NOTE: Keep all discussion on the topic of this page. This forum is for this specific game and nothing else. If you want to discuss chess in general, or this site, you might try the Kibitzer's Café.
Messages posted by Chessgames members do not necessarily represent the views of, its employees, or sponsors.
Spot an error? Please submit a correction slip and help us eliminate database mistakes!
This game is type: CLASSICAL (Disagree? Please submit a correction slip.)

Featured in the Following Game Collections [what is this?]

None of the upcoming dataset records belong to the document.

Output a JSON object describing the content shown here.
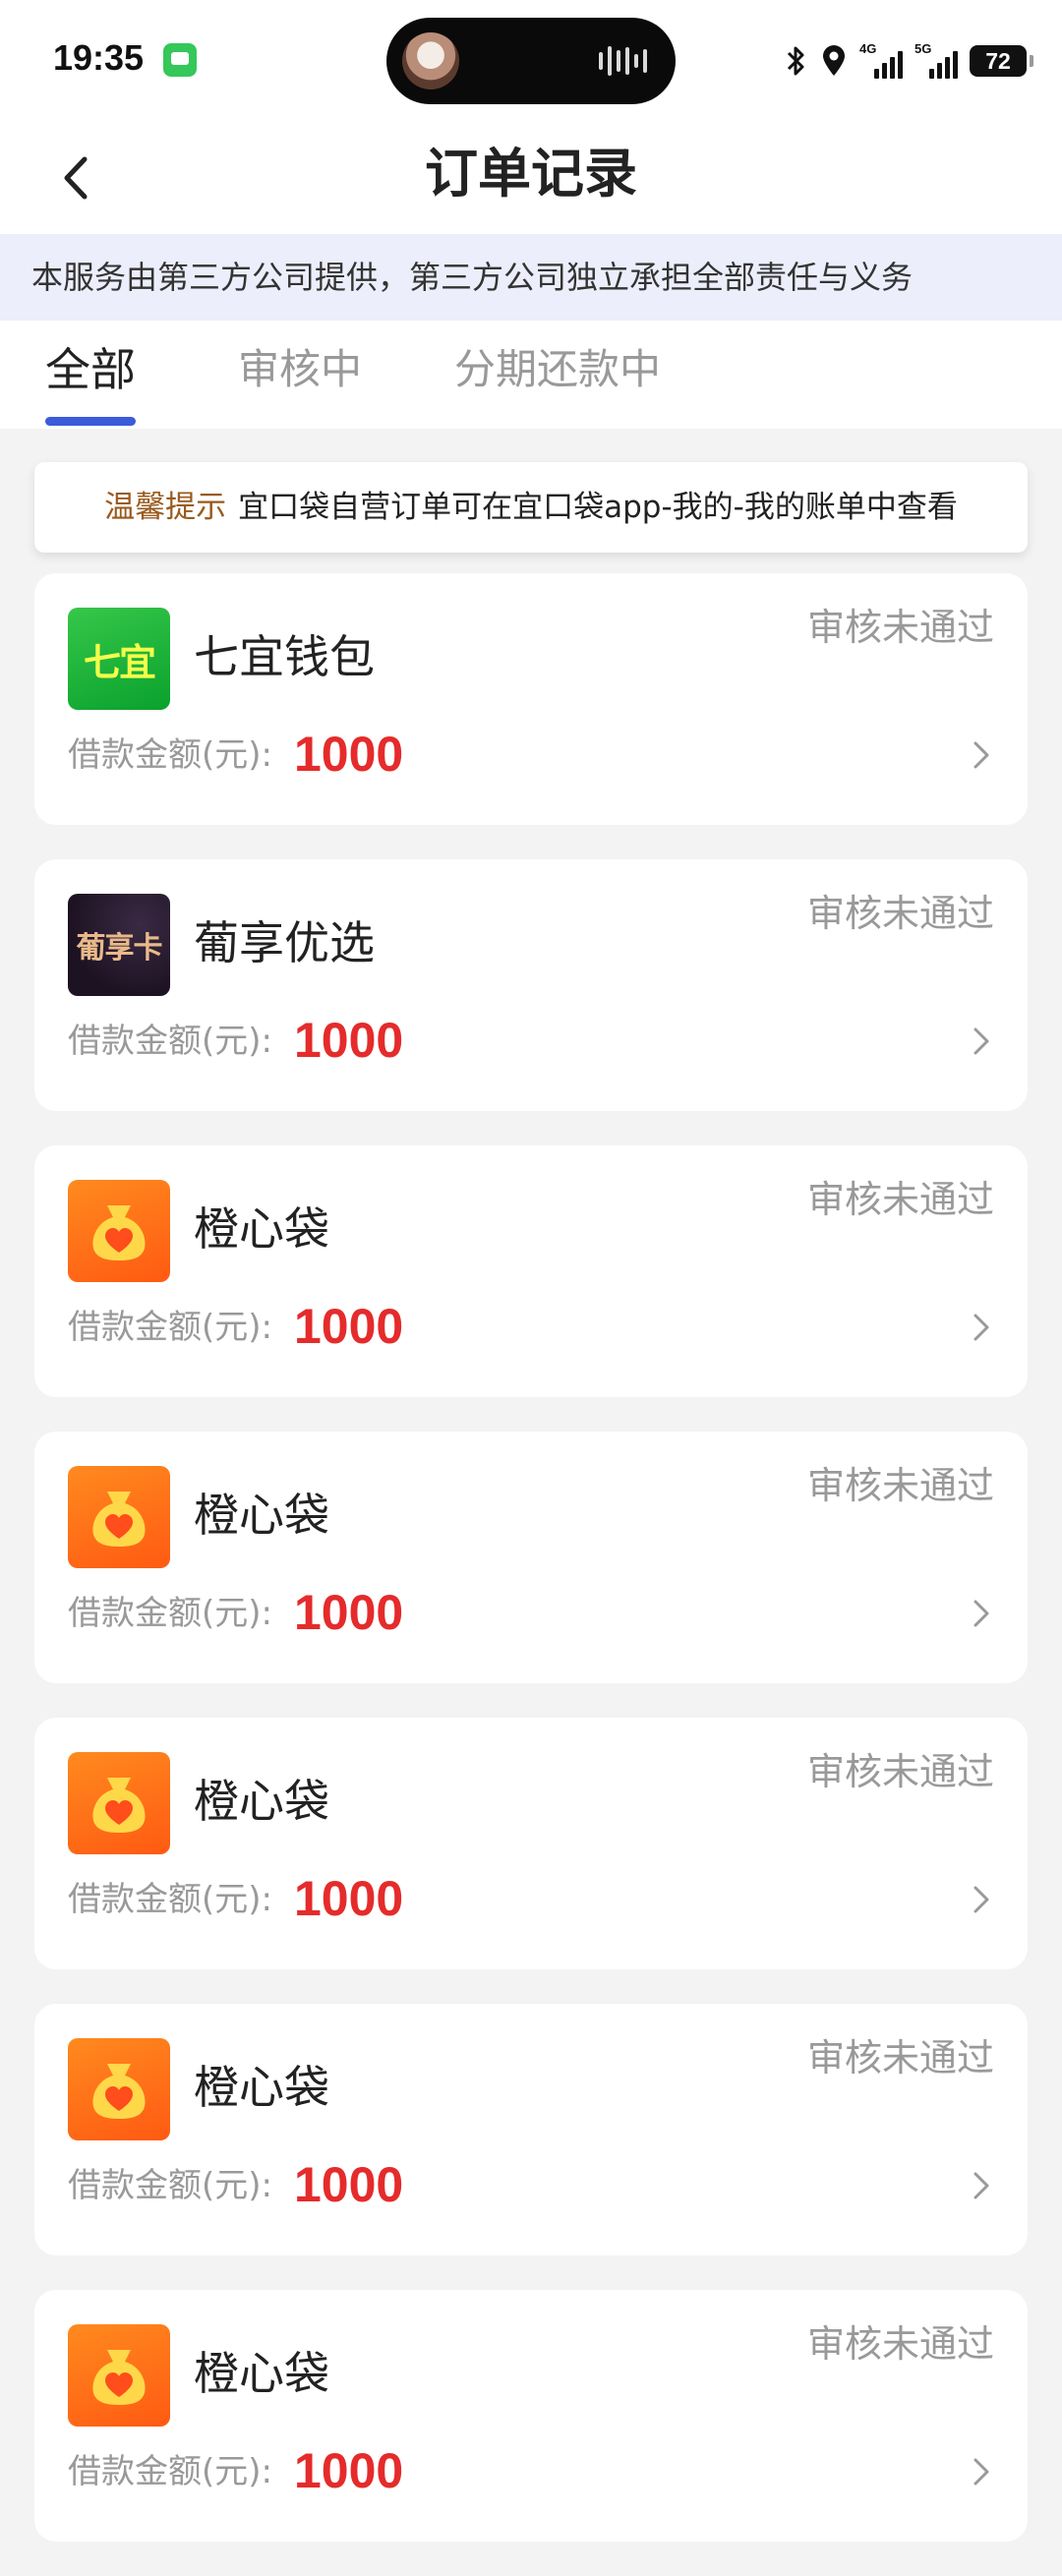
{
  "status_bar": {
    "time": "19:35",
    "network_1": "4G",
    "network_2": "5G",
    "battery": "72",
    "icons": [
      "message-icon",
      "bluetooth-icon",
      "location-icon",
      "signal-icon",
      "battery-icon"
    ]
  },
  "header": {
    "title": "订单记录",
    "back_icon": "chevron-left-icon"
  },
  "notice": {
    "text": "本服务由第三方公司提供，第三方公司独立承担全部责任与义务"
  },
  "tabs": [
    {
      "label": "全部",
      "active": true
    },
    {
      "label": "审核中",
      "active": false
    },
    {
      "label": "分期还款中",
      "active": false
    }
  ],
  "tip": {
    "label": "温馨提示",
    "text": "宜口袋自营订单可在宜口袋app-我的-我的账单中查看"
  },
  "colors": {
    "accent_blue": "#3b5bdb",
    "amount_red": "#e52b2b",
    "tip_label_brown": "#9a5a1c",
    "status_gray": "#999999"
  },
  "orders": [
    {
      "app_name": "七宜钱包",
      "logo_text": "七宜",
      "logo": "green",
      "status": "审核未通过",
      "amount_label": "借款金额(元):",
      "amount": "1000"
    },
    {
      "app_name": "葡享优选",
      "logo_text": "葡享卡",
      "logo": "dark",
      "status": "审核未通过",
      "amount_label": "借款金额(元):",
      "amount": "1000"
    },
    {
      "app_name": "橙心袋",
      "logo_text": "",
      "logo": "money-bag-heart-icon",
      "status": "审核未通过",
      "amount_label": "借款金额(元):",
      "amount": "1000"
    },
    {
      "app_name": "橙心袋",
      "logo_text": "",
      "logo": "money-bag-heart-icon",
      "status": "审核未通过",
      "amount_label": "借款金额(元):",
      "amount": "1000"
    },
    {
      "app_name": "橙心袋",
      "logo_text": "",
      "logo": "money-bag-heart-icon",
      "status": "审核未通过",
      "amount_label": "借款金额(元):",
      "amount": "1000"
    },
    {
      "app_name": "橙心袋",
      "logo_text": "",
      "logo": "money-bag-heart-icon",
      "status": "审核未通过",
      "amount_label": "借款金额(元):",
      "amount": "1000"
    },
    {
      "app_name": "橙心袋",
      "logo_text": "",
      "logo": "money-bag-heart-icon",
      "status": "审核未通过",
      "amount_label": "借款金额(元):",
      "amount": "1000"
    }
  ]
}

B32 Sveshnikov Variation
from Scotch Game: Scotch Gambit games by vasileios
An Evergreen
from andrewjsacks' Games of Note by andrewjsacks
Pawns make this game worth playing.
from I came to play! : Nasmichael's Favorites. by nasmichael
a work of art
from Games for Study by Tullius
by savya2u
16.2% - 10.8%
from Blunder Check: Louis Charles De La Bourdonnais by nimh
MorphyMatt's favorite games
by MorphyMatt
sleepyirv's favorite games
by sleepyirv
by joepye
World's Greatest Chess Games- Nunn Emms Burgess
by Rookpawn
3 Black Pawns
from Trammy's Fav's by Trammy Cotch
Avalanche of central Passed Pawns wins
from Passed Pawns by patzer2
by Easy Point
by celbos
knightfly's favorite games
by knightfly
3 passed pawns on the 7th
from 19 th century classics by kevin86
Chess Prehistory
by Joe Stanley
MacDonnell vs La Bourdonnais, 1834
from Garry Kasparov's On My Great Predecessors by LastSamurai
Middlegame Combinations by Peter Romanovsky
by hms123
The pawn truly is the soul of chess
from Picturesque Positions by Benjamin Lau
plus 197 more collections (not shown)

home | about | login | logout | F.A.Q. | your profile | preferences | Premium Membership | Kibitzer's Café | Biographer's Bistro | new kibitzing | chessforums | Tournament Index | Player Directory | World Chess Championships | Opening Explorer | Guess the Move | Game Collections | ChessBookie Game | Chessgames Challenge | Store | privacy notice | advertising | contact us
Copyright 2001-2014, Chessgames Services LLC
Web design & database development by 20/20 Technologies